 Ladies and gentlemen. Rather than lament the unknowns or the "what ifs" about the future, Wollongong has adopted the notion of "better to invent our own future than to stand by and watch it happen."   For example: • the Illawarra Innovative Industry Network is promoting regional industrial firms to national and international business markets; • Port Kembla will be a key location for the motor vehicle industry; it is expected by late 2006 that 140,000 vehicles will be handled annually, providing employment for around 1,000; • Wollongong is taking enquiries from Chinese companies as prospective investors in this region; and • The region is seeking to attract Indian investment and to make inroads into educational and tourism services.

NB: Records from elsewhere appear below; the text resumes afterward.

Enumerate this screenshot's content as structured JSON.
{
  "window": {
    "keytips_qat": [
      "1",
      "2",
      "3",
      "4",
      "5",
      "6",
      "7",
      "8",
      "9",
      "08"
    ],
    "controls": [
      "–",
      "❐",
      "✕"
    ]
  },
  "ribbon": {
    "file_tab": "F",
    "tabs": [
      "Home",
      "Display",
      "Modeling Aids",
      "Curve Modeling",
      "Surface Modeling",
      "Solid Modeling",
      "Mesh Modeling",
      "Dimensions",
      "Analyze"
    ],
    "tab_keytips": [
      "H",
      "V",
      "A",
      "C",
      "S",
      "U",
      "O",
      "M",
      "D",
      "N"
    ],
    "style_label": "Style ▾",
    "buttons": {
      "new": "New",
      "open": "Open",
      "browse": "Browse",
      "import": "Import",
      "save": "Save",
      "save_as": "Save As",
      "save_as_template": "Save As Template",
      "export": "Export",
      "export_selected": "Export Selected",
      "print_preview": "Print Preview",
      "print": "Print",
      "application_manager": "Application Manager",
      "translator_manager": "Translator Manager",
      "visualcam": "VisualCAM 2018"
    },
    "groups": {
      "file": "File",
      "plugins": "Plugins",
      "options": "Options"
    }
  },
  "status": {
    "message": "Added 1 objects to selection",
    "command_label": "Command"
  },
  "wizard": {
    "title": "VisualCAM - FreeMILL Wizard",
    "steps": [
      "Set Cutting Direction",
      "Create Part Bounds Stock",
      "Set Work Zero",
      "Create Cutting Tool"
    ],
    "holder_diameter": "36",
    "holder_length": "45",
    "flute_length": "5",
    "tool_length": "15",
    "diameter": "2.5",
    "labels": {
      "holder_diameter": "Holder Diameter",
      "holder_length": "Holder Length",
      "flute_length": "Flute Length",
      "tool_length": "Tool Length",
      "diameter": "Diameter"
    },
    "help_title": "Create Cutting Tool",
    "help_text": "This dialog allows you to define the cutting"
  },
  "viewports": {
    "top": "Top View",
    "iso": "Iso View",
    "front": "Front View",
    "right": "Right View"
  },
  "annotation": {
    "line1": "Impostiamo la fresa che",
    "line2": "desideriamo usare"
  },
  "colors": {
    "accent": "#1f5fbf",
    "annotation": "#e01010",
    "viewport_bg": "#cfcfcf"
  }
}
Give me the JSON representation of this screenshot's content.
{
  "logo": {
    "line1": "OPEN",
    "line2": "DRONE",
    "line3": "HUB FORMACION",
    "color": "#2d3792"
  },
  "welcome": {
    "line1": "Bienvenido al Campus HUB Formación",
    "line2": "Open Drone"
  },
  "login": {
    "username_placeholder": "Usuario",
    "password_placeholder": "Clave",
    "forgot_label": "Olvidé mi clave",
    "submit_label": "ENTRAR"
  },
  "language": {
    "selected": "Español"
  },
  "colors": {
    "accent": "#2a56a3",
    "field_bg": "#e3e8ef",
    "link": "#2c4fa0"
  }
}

I have been speaking about the critical importance of the India/China arc to Australia for the past two years. It is crucial for Australia to access the extraordinary opportunities that exist in partnership with our outer regional neighbours. The big question I believe is: how do we make ourselves more visible and valued as indispensable contributors to and a partner in the future prosperity of those 3 billion, intelligent, hard working and innovative people.   Ladies and gentlemen. What attracts people to Wollongong and the Illawarra region? Surely it's not just the beautiful landscape and ocean - as magnificent as these are?   I believe there are other factors, and I include here, the community's desire and ability to look after itself - to remain close knit yes - but also to look beyond its boundaries.   The Hagan Wells history of Wollongong opens its chapter entitled "The Garden of Illawarra" with this honest assessment: "From the beginnings of European settlement, Illawarra's natural environment has attracted both developers and spoilers, and there has been tension between those who appreciated the intrinsic value of this environmental garden and those who saw in it only resources to be exploited. In time the exploiters created significant environmental damage; in turn, that damage provoked an environmental consciousness.   The point here is that there will be disagreements and frank exchanges of view from time to time in our communities, but none that cannot be worked through sensibly.

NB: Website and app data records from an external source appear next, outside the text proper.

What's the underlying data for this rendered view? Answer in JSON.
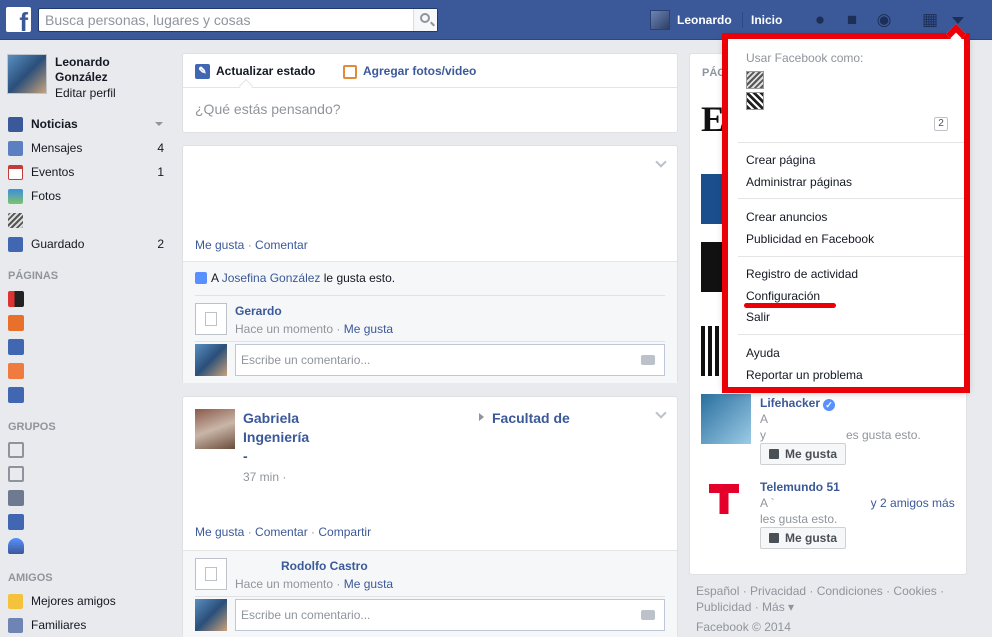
{
  "topbar": {
    "logo": "f",
    "search_placeholder": "Busca personas, lugares y cosas",
    "user_name": "Leonardo",
    "home_label": "Inicio",
    "icons": [
      "friend-requests-icon",
      "messages-icon",
      "notifications-globe-icon",
      "privacy-lock-icon",
      "account-caret-icon"
    ]
  },
  "left": {
    "profile_name": "Leonardo González",
    "edit_profile": "Editar perfil",
    "nav": [
      {
        "label": "Noticias",
        "count": "",
        "color": "#3b5998"
      },
      {
        "label": "Mensajes",
        "count": "4",
        "color": "#5c7fc1"
      },
      {
        "label": "Eventos",
        "count": "1",
        "color": "#c43b3b"
      },
      {
        "label": "Fotos",
        "count": "",
        "color": "#3b8ee0"
      },
      {
        "label": "",
        "count": "",
        "color": "#666666"
      },
      {
        "label": "Guardado",
        "count": "2",
        "color": "#4267b2"
      }
    ],
    "sections": {
      "pages": "PÁGINAS",
      "groups": "GRUPOS",
      "friends": "AMIGOS"
    },
    "friends": [
      {
        "label": "Mejores amigos"
      },
      {
        "label": "Familiares"
      }
    ]
  },
  "composer": {
    "tab_status": "Actualizar estado",
    "tab_photos": "Agregar fotos/video",
    "placeholder": "¿Qué estás pensando?"
  },
  "post1": {
    "like": "Me gusta",
    "comment": "Comentar",
    "likes_prefix": "A",
    "likes_name": "Josefina González",
    "likes_suffix": "le gusta esto.",
    "comment_author": "Gerardo",
    "comment_time": "Hace un momento",
    "comment_like": "Me gusta",
    "reply_placeholder": "Escribe un comentario..."
  },
  "post2": {
    "author": "Gabriela Ingeniería -",
    "group": "Facultad de",
    "time": "37 min ·",
    "like": "Me gusta",
    "comment": "Comentar",
    "share": "Compartir",
    "comment_author": "Rodolfo Castro",
    "comment_time": "Hace un momento",
    "comment_like": "Me gusta",
    "reply_placeholder": "Escribe un comentario..."
  },
  "rightcol": {
    "header": "PÁG",
    "pages": [
      {
        "title": "Lifehacker",
        "line1": "A",
        "line2": "y",
        "line2_tail": "es gusta esto.",
        "button": "Me gusta"
      },
      {
        "title": "Telemundo 51",
        "line1": "A `",
        "line1_tail": "y 2 amigos más",
        "line2": "les gusta esto.",
        "button": "Me gusta"
      }
    ]
  },
  "footer": {
    "links": "Español · Privacidad · Condiciones · Cookies ·",
    "links2": "Publicidad · Más ▾",
    "copyright": "Facebook © 2014"
  },
  "dropdown": {
    "header": "Usar Facebook como:",
    "badge": "2",
    "items": {
      "create_page": "Crear página",
      "manage_pages": "Administrar páginas",
      "create_ads": "Crear anuncios",
      "advertise": "Publicidad en Facebook",
      "activity_log": "Registro de actividad",
      "settings": "Configuración",
      "logout": "Salir",
      "help": "Ayuda",
      "report": "Reportar un problema"
    },
    "highlight_color": "#ec0007"
  }
}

It seems to me that communities such as Wollongong have the capacity to manage the challenges - which this region has done, for well over 150 years.   Your contributions underpin the theme I have been repeating across Australia, urging Australians to aspire to become what I call a "Nation of Excellence - the Global Example".   A nation whose people - both individually and collectively - strive to be the very best at everything to which they turn their minds and hands. A nation that boasts the strongest families, the best institutions, the best economy, the best professions, the best environment; an admired national ethos.   And so I am delighted to be here to see something of what Wollongong is achieving as a community. Lord Mayor, Marlena and I thank you and your Council for making our visit such a memorable one and for supporting our program in the Illawarra.   We will be leaving with happy memories of today and look forward to returning for a longer stay in the not too distant future.   Thank you.